- WHAT NEEDS TO BE DONE:
Every record must come back exactly as given.

(Stored dataset items)

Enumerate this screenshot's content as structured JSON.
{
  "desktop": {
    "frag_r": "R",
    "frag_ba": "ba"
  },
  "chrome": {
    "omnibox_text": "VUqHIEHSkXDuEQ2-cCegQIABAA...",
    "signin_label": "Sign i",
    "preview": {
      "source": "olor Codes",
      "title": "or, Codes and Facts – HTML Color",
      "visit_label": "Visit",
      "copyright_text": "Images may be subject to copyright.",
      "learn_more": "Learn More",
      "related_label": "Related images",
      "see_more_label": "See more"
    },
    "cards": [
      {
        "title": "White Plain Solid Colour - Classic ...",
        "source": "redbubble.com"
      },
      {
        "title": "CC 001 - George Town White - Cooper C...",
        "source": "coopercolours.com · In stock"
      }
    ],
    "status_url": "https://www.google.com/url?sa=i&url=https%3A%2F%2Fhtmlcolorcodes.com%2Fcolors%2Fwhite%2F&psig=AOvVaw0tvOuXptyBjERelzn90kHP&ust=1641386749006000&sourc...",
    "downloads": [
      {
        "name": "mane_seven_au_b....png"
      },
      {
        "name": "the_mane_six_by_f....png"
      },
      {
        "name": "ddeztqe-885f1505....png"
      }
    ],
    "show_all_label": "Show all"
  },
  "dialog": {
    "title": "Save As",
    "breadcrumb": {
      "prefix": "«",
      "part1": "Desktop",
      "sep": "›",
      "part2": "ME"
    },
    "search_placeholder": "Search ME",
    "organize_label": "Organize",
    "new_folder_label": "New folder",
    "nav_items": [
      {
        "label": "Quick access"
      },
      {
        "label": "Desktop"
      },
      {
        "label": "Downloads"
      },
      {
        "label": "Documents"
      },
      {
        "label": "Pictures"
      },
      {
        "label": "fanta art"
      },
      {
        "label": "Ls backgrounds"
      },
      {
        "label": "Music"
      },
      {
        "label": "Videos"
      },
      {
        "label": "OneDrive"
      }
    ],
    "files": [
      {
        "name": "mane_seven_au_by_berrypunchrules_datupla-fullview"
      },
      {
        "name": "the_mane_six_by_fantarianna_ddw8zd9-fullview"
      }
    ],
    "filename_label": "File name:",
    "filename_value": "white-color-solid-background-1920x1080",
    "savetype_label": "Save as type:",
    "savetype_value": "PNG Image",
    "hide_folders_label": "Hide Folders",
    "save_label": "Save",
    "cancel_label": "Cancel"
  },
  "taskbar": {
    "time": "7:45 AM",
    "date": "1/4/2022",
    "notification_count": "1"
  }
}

- WRITTEN RESPONSE:
Enumerate this screenshot's content as structured JSON.
{
  "desktop": {
    "frag_r": "R",
    "frag_ba": "ba"
  },
  "chrome": {
    "omnibox_text": "VUqHIEHSkXDuEQ2-cCegQIABAA...",
    "signin_label": "Sign i",
    "preview": {
      "source": "olor Codes",
      "title": "or, Codes and Facts – HTML Color",
      "visit_label": "Visit",
      "copyright_text": "Images may be subject to copyright.",
      "learn_more": "Learn More",
      "related_label": "Related images",
      "see_more_label": "See more"
    },
    "cards": [
      {
        "title": "White Plain Solid Colour - Classic ...",
        "source": "redbubble.com"
      },
      {
        "title": "CC 001 - George Town White - Cooper C...",
        "source": "coopercolours.com · In stock"
      }
    ],
    "status_url": "https://www.google.com/url?sa=i&url=https%3A%2F%2Fhtmlcolorcodes.com%2Fcolors%2Fwhite%2F&psig=AOvVaw0tvOuXptyBjERelzn90kHP&ust=1641386749006000&sourc...",
    "downloads": [
      {
        "name": "mane_seven_au_b....png"
      },
      {
        "name": "the_mane_six_by_f....png"
      },
      {
        "name": "ddeztqe-885f1505....png"
      }
    ],
    "show_all_label": "Show all"
  },
  "dialog": {
    "title": "Save As",
    "breadcrumb": {
      "prefix": "«",
      "part1": "Desktop",
      "sep": "›",
      "part2": "ME"
    },
    "search_placeholder": "Search ME",
    "organize_label": "Organize",
    "new_folder_label": "New folder",
    "nav_items": [
      {
        "label": "Quick access"
      },
      {
        "label": "Desktop"
      },
      {
        "label": "Downloads"
      },
      {
        "label": "Documents"
      },
      {
        "label": "Pictures"
      },
      {
        "label": "fanta art"
      },
      {
        "label": "Ls backgrounds"
      },
      {
        "label": "Music"
      },
      {
        "label": "Videos"
      },
      {
        "label": "OneDrive"
      }
    ],
    "files": [
      {
        "name": "mane_seven_au_by_berrypunchrules_datupla-fullview"
      },
      {
        "name": "the_mane_six_by_fantarianna_ddw8zd9-fullview"
      }
    ],
    "filename_label": "File name:",
    "filename_value": "white-color-solid-background-1920x1080",
    "savetype_label": "Save as type:",
    "savetype_value": "PNG Image",
    "hide_folders_label": "Hide Folders",
    "save_label": "Save",
    "cancel_label": "Cancel"
  },
  "taskbar": {
    "time": "7:45 AM",
    "date": "1/4/2022",
    "notification_count": "1"
  }
}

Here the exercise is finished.